Data records for software interfaces:

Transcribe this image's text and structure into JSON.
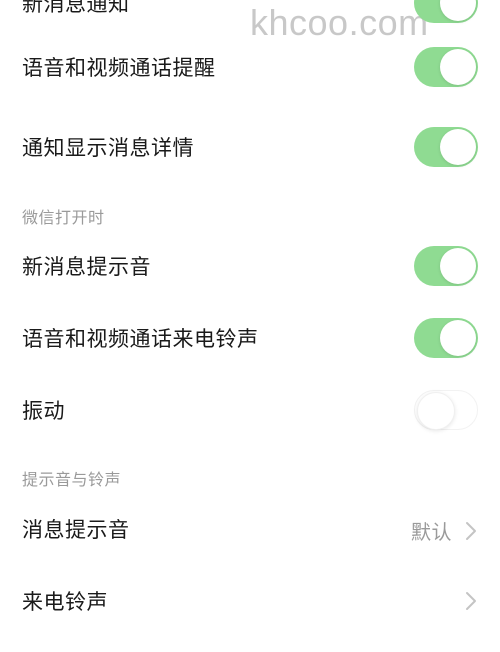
{
  "watermark": "khcoo.com",
  "colors": {
    "toggle_on": "#8fdb92",
    "toggle_off": "#ffffff",
    "section_header": "#9a9a9a",
    "value_text": "#9a9a9a",
    "chevron": "#c4c4c4"
  },
  "rows": [
    {
      "label": "新消息通知",
      "toggle": true
    },
    {
      "label": "语音和视频通话提醒",
      "toggle": true
    },
    {
      "label": "通知显示消息详情",
      "toggle": true
    }
  ],
  "sections": [
    {
      "header": "微信打开时",
      "rows": [
        {
          "label": "新消息提示音",
          "toggle": true
        },
        {
          "label": "语音和视频通话来电铃声",
          "toggle": true
        },
        {
          "label": "振动",
          "toggle": false
        }
      ]
    },
    {
      "header": "提示音与铃声",
      "rows": [
        {
          "label": "消息提示音",
          "value": "默认",
          "icon": "chevron-right-icon"
        },
        {
          "label": "来电铃声",
          "value": "",
          "icon": "chevron-right-icon"
        }
      ]
    }
  ]
}
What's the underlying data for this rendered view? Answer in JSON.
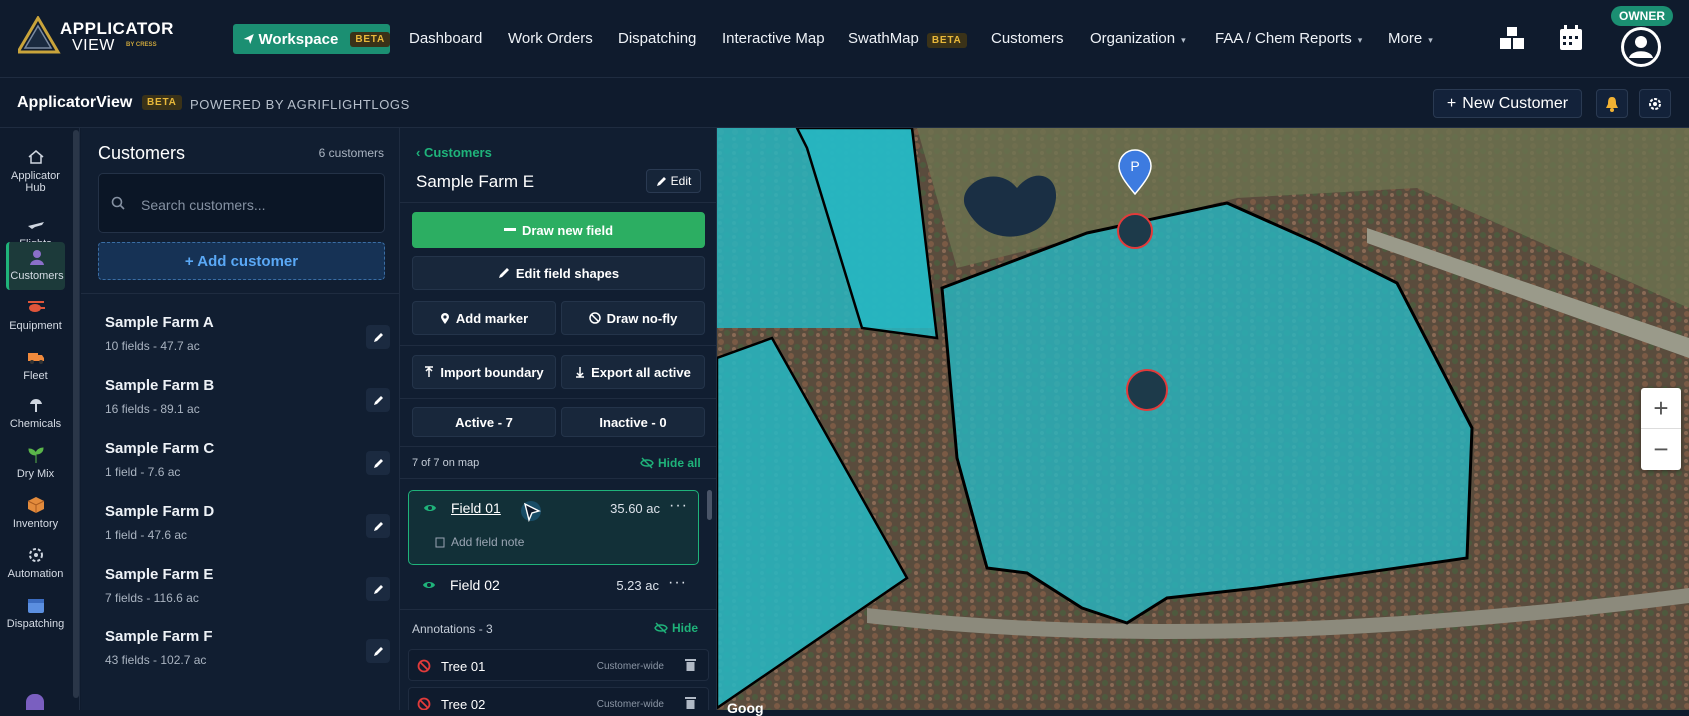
{
  "brand": {
    "logo_line1": "APPLICATOR",
    "logo_line2": "VIEW",
    "logo_by": "BY CRESS"
  },
  "topnav": {
    "workspace_label": "Workspace",
    "workspace_badge": "BETA",
    "items": [
      {
        "label": "Dashboard"
      },
      {
        "label": "Work Orders"
      },
      {
        "label": "Dispatching"
      },
      {
        "label": "Interactive Map"
      },
      {
        "label": "SwathMap",
        "badge": "BETA"
      },
      {
        "label": "Customers"
      },
      {
        "label": "Organization"
      },
      {
        "label": "FAA / Chem Reports"
      },
      {
        "label": "More"
      }
    ],
    "owner_badge": "OWNER"
  },
  "subbar": {
    "title": "ApplicatorView",
    "badge": "BETA",
    "powered": "POWERED BY AGRIFLIGHTLOGS",
    "new_customer": "New Customer"
  },
  "rail": [
    {
      "label": "Applicator Hub",
      "icon": "home-icon"
    },
    {
      "label": "Flights",
      "icon": "plane-icon"
    },
    {
      "label": "Customers",
      "icon": "user-icon",
      "active": true
    },
    {
      "label": "Equipment",
      "icon": "helicopter-icon"
    },
    {
      "label": "Fleet",
      "icon": "truck-icon"
    },
    {
      "label": "Chemicals",
      "icon": "spray-icon"
    },
    {
      "label": "Dry Mix",
      "icon": "sprout-icon"
    },
    {
      "label": "Inventory",
      "icon": "box-icon"
    },
    {
      "label": "Automation",
      "icon": "gear-icon"
    },
    {
      "label": "Dispatching",
      "icon": "calendar-icon"
    }
  ],
  "customers": {
    "title": "Customers",
    "count": "6 customers",
    "search_placeholder": "Search customers...",
    "add_label": "+ Add customer",
    "list": [
      {
        "name": "Sample Farm A",
        "meta": "10 fields - 47.7 ac"
      },
      {
        "name": "Sample Farm B",
        "meta": "16 fields - 89.1 ac"
      },
      {
        "name": "Sample Farm C",
        "meta": "1 field - 7.6 ac"
      },
      {
        "name": "Sample Farm D",
        "meta": "1 field - 47.6 ac"
      },
      {
        "name": "Sample Farm E",
        "meta": "7 fields - 116.6 ac"
      },
      {
        "name": "Sample Farm F",
        "meta": "43 fields - 102.7 ac"
      }
    ]
  },
  "fields": {
    "crumb": "‹ Customers",
    "title": "Sample Farm E",
    "edit": "Edit",
    "draw_new": "Draw new field",
    "edit_shapes": "Edit field shapes",
    "add_marker": "Add marker",
    "draw_nofly": "Draw no-fly",
    "import": "Import boundary",
    "export": "Export all active",
    "active": "Active - 7",
    "inactive": "Inactive - 0",
    "on_map": "7 of 7 on map",
    "hide_all": "Hide all",
    "rows": [
      {
        "name": "Field 01",
        "acres": "35.60 ac",
        "note": "Add field note"
      },
      {
        "name": "Field 02",
        "acres": "5.23 ac"
      }
    ],
    "annotations_label": "Annotations - 3",
    "annotations_hide": "Hide",
    "annotations": [
      {
        "name": "Tree 01",
        "scope": "Customer-wide"
      },
      {
        "name": "Tree 02",
        "scope": "Customer-wide"
      }
    ]
  },
  "map": {
    "marker_label": "P",
    "zoom_in": "+",
    "zoom_out": "−",
    "attribution": "Goog",
    "colors": {
      "field_fill": "#27b6c1",
      "boundary": "#000000",
      "hazard": "#e23b3b",
      "pin": "#3d7be0"
    }
  }
}
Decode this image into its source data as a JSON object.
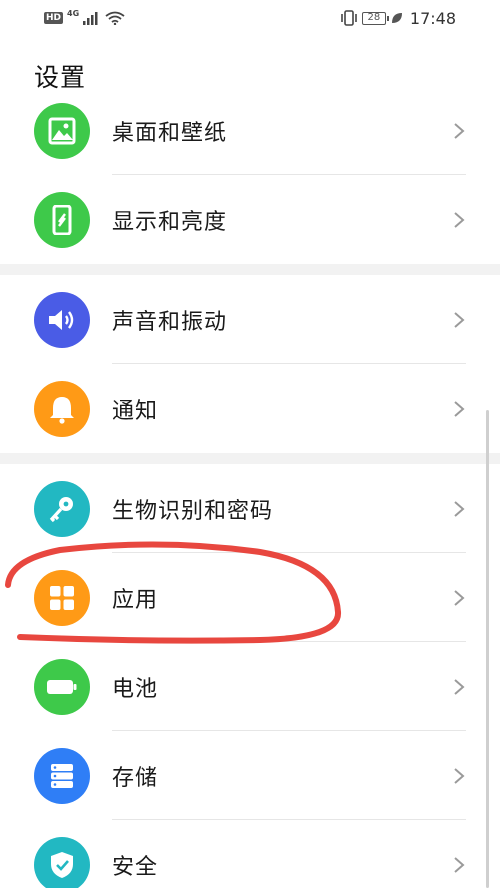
{
  "status_bar": {
    "hd": "HD",
    "network": "4G",
    "battery": "28",
    "time": "17:48"
  },
  "header": {
    "title": "设置"
  },
  "settings": {
    "items": [
      {
        "label": "桌面和壁纸",
        "icon": "image-icon",
        "color": "#3ec94a"
      },
      {
        "label": "显示和亮度",
        "icon": "phone-brightness-icon",
        "color": "#3ec94a"
      },
      {
        "label": "声音和振动",
        "icon": "speaker-icon",
        "color": "#4a5ce6"
      },
      {
        "label": "通知",
        "icon": "bell-icon",
        "color": "#ff9a16"
      },
      {
        "label": "生物识别和密码",
        "icon": "key-icon",
        "color": "#22b8c2"
      },
      {
        "label": "应用",
        "icon": "grid-icon",
        "color": "#ff9a16"
      },
      {
        "label": "电池",
        "icon": "battery-icon",
        "color": "#3ec94a"
      },
      {
        "label": "存储",
        "icon": "storage-icon",
        "color": "#2f7ef6"
      },
      {
        "label": "安全",
        "icon": "shield-icon",
        "color": "#22b8c2"
      }
    ]
  },
  "annotation": {
    "color": "#e8473f",
    "target": "应用"
  }
}
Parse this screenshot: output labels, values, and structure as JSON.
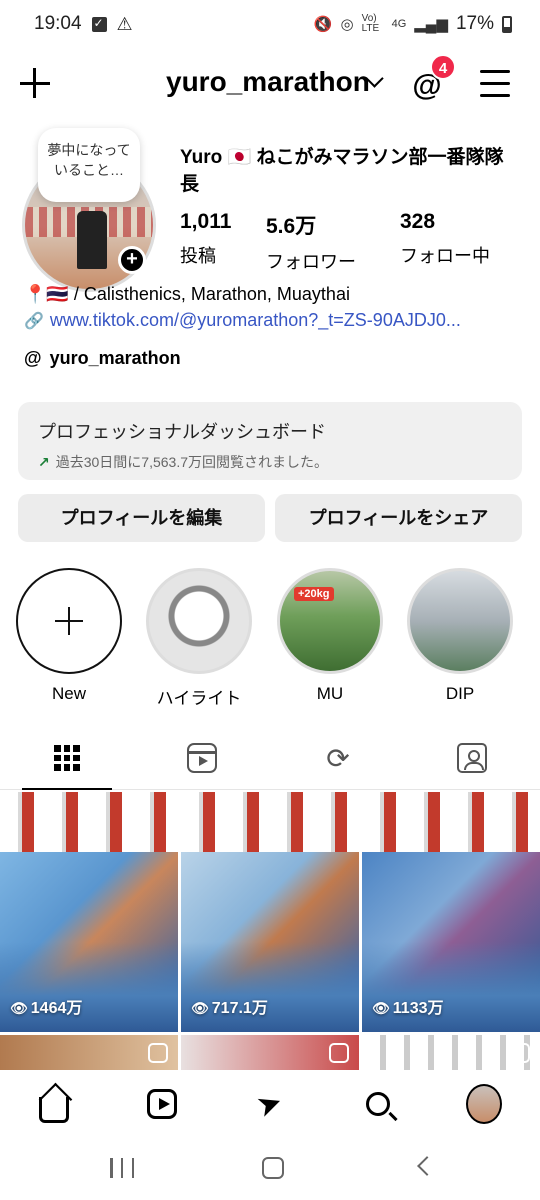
{
  "status_bar": {
    "time": "19:04",
    "battery": "17%",
    "network": "4G",
    "volte": "Vo) LTE"
  },
  "header": {
    "username": "yuro_marathon",
    "notification_count": "4"
  },
  "profile": {
    "note": "夢中になっていること…",
    "display_name": "Yuro 🇯🇵 ねこがみマラソン部一番隊隊長",
    "stats": [
      {
        "value": "1,011",
        "label": "投稿"
      },
      {
        "value": "5.6万",
        "label": "フォロワー"
      },
      {
        "value": "328",
        "label": "フォロー中"
      }
    ],
    "bio": "📍🇹🇭 / Calisthenics, Marathon, Muaythai",
    "link": "www.tiktok.com/@yuromarathon?_t=ZS-90AJDJ0...",
    "threads_handle": "yuro_marathon"
  },
  "dashboard": {
    "title": "プロフェッショナルダッシュボード",
    "subtitle": "過去30日間に7,563.7万回閲覧されました。"
  },
  "buttons": {
    "edit": "プロフィールを編集",
    "share": "プロフィールをシェア"
  },
  "highlights": [
    {
      "label": "New"
    },
    {
      "label": "ハイライト"
    },
    {
      "label": "MU",
      "badge": "+20kg"
    },
    {
      "label": "DIP"
    }
  ],
  "posts": [
    {
      "views": "1464万"
    },
    {
      "views": "717.1万"
    },
    {
      "views": "1133万"
    }
  ],
  "colors": {
    "accent_link": "#3856c4",
    "badge_red": "#f0284a",
    "trend_green": "#1a7f37"
  }
}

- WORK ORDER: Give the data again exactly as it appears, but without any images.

- RESULT OF THIS EXERCISE:
Transcribe this image's text and structure into JSON.
{
  "watermark": "khcoo.com",
  "colors": {
    "toggle_on": "#8fdb92",
    "toggle_off": "#ffffff",
    "section_header": "#9a9a9a",
    "value_text": "#9a9a9a",
    "chevron": "#c4c4c4"
  },
  "rows": [
    {
      "label": "新消息通知",
      "toggle": true
    },
    {
      "label": "语音和视频通话提醒",
      "toggle": true
    },
    {
      "label": "通知显示消息详情",
      "toggle": true
    }
  ],
  "sections": [
    {
      "header": "微信打开时",
      "rows": [
        {
          "label": "新消息提示音",
          "toggle": true
        },
        {
          "label": "语音和视频通话来电铃声",
          "toggle": true
        },
        {
          "label": "振动",
          "toggle": false
        }
      ]
    },
    {
      "header": "提示音与铃声",
      "rows": [
        {
          "label": "消息提示音",
          "value": "默认",
          "icon": "chevron-right-icon"
        },
        {
          "label": "来电铃声",
          "value": "",
          "icon": "chevron-right-icon"
        }
      ]
    }
  ]
}
What's the underlying data for this rendered view? Answer in JSON.
{
  "brand": {
    "logo_line1": "APPLICATOR",
    "logo_line2": "VIEW",
    "logo_by": "BY CRESS"
  },
  "topnav": {
    "workspace_label": "Workspace",
    "workspace_badge": "BETA",
    "items": [
      {
        "label": "Dashboard"
      },
      {
        "label": "Work Orders"
      },
      {
        "label": "Dispatching"
      },
      {
        "label": "Interactive Map"
      },
      {
        "label": "SwathMap",
        "badge": "BETA"
      },
      {
        "label": "Customers"
      },
      {
        "label": "Organization"
      },
      {
        "label": "FAA / Chem Reports"
      },
      {
        "label": "More"
      }
    ],
    "owner_badge": "OWNER"
  },
  "subbar": {
    "title": "ApplicatorView",
    "badge": "BETA",
    "powered": "POWERED BY AGRIFLIGHTLOGS",
    "new_customer": "New Customer"
  },
  "rail": [
    {
      "label": "Applicator Hub",
      "icon": "home-icon"
    },
    {
      "label": "Flights",
      "icon": "plane-icon"
    },
    {
      "label": "Customers",
      "icon": "user-icon",
      "active": true
    },
    {
      "label": "Equipment",
      "icon": "helicopter-icon"
    },
    {
      "label": "Fleet",
      "icon": "truck-icon"
    },
    {
      "label": "Chemicals",
      "icon": "spray-icon"
    },
    {
      "label": "Dry Mix",
      "icon": "sprout-icon"
    },
    {
      "label": "Inventory",
      "icon": "box-icon"
    },
    {
      "label": "Automation",
      "icon": "gear-icon"
    },
    {
      "label": "Dispatching",
      "icon": "calendar-icon"
    }
  ],
  "customers": {
    "title": "Customers",
    "count": "6 customers",
    "search_placeholder": "Search customers...",
    "add_label": "+ Add customer",
    "list": [
      {
        "name": "Sample Farm A",
        "meta": "10 fields - 47.7 ac"
      },
      {
        "name": "Sample Farm B",
        "meta": "16 fields - 89.1 ac"
      },
      {
        "name": "Sample Farm C",
        "meta": "1 field - 7.6 ac"
      },
      {
        "name": "Sample Farm D",
        "meta": "1 field - 47.6 ac"
      },
      {
        "name": "Sample Farm E",
        "meta": "7 fields - 116.6 ac"
      },
      {
        "name": "Sample Farm F",
        "meta": "43 fields - 102.7 ac"
      }
    ]
  },
  "fields": {
    "crumb": "‹ Customers",
    "title": "Sample Farm E",
    "edit": "Edit",
    "draw_new": "Draw new field",
    "edit_shapes": "Edit field shapes",
    "add_marker": "Add marker",
    "draw_nofly": "Draw no-fly",
    "import": "Import boundary",
    "export": "Export all active",
    "active": "Active - 7",
    "inactive": "Inactive - 0",
    "on_map": "7 of 7 on map",
    "hide_all": "Hide all",
    "rows": [
      {
        "name": "Field 01",
        "acres": "35.60 ac",
        "note": "Add field note"
      },
      {
        "name": "Field 02",
        "acres": "5.23 ac"
      }
    ],
    "annotations_label": "Annotations - 3",
    "annotations_hide": "Hide",
    "annotations": [
      {
        "name": "Tree 01",
        "scope": "Customer-wide"
      },
      {
        "name": "Tree 02",
        "scope": "Customer-wide"
      }
    ]
  },
  "map": {
    "marker_label": "P",
    "zoom_in": "+",
    "zoom_out": "−",
    "attribution": "Goog",
    "colors": {
      "field_fill": "#27b6c1",
      "boundary": "#000000",
      "hazard": "#e23b3b",
      "pin": "#3d7be0"
    }
  }
}
Decode this image into its source data as a JSON object.
{
  "status_bar": {
    "hd": "HD",
    "network": "4G",
    "battery": "28",
    "time": "17:48"
  },
  "header": {
    "title": "设置"
  },
  "settings": {
    "items": [
      {
        "label": "桌面和壁纸",
        "icon": "image-icon",
        "color": "#3ec94a"
      },
      {
        "label": "显示和亮度",
        "icon": "phone-brightness-icon",
        "color": "#3ec94a"
      },
      {
        "label": "声音和振动",
        "icon": "speaker-icon",
        "color": "#4a5ce6"
      },
      {
        "label": "通知",
        "icon": "bell-icon",
        "color": "#ff9a16"
      },
      {
        "label": "生物识别和密码",
        "icon": "key-icon",
        "color": "#22b8c2"
      },
      {
        "label": "应用",
        "icon": "grid-icon",
        "color": "#ff9a16"
      },
      {
        "label": "电池",
        "icon": "battery-icon",
        "color": "#3ec94a"
      },
      {
        "label": "存储",
        "icon": "storage-icon",
        "color": "#2f7ef6"
      },
      {
        "label": "安全",
        "icon": "shield-icon",
        "color": "#22b8c2"
      }
    ]
  },
  "annotation": {
    "color": "#e8473f",
    "target": "应用"
  }
}
Parse this screenshot: output labels, values, and structure as JSON.
{
  "status_bar": {
    "time": "19:04",
    "battery": "17%",
    "network": "4G",
    "volte": "Vo) LTE"
  },
  "header": {
    "username": "yuro_marathon",
    "notification_count": "4"
  },
  "profile": {
    "note": "夢中になっていること…",
    "display_name": "Yuro 🇯🇵 ねこがみマラソン部一番隊隊長",
    "stats": [
      {
        "value": "1,011",
        "label": "投稿"
      },
      {
        "value": "5.6万",
        "label": "フォロワー"
      },
      {
        "value": "328",
        "label": "フォロー中"
      }
    ],
    "bio": "📍🇹🇭 / Calisthenics, Marathon, Muaythai",
    "link": "www.tiktok.com/@yuromarathon?_t=ZS-90AJDJ0...",
    "threads_handle": "yuro_marathon"
  },
  "dashboard": {
    "title": "プロフェッショナルダッシュボード",
    "subtitle": "過去30日間に7,563.7万回閲覧されました。"
  },
  "buttons": {
    "edit": "プロフィールを編集",
    "share": "プロフィールをシェア"
  },
  "highlights": [
    {
      "label": "New"
    },
    {
      "label": "ハイライト"
    },
    {
      "label": "MU",
      "badge": "+20kg"
    },
    {
      "label": "DIP"
    }
  ],
  "posts": [
    {
      "views": "1464万"
    },
    {
      "views": "717.1万"
    },
    {
      "views": "1133万"
    }
  ],
  "colors": {
    "accent_link": "#3856c4",
    "badge_red": "#f0284a",
    "trend_green": "#1a7f37"
  }
}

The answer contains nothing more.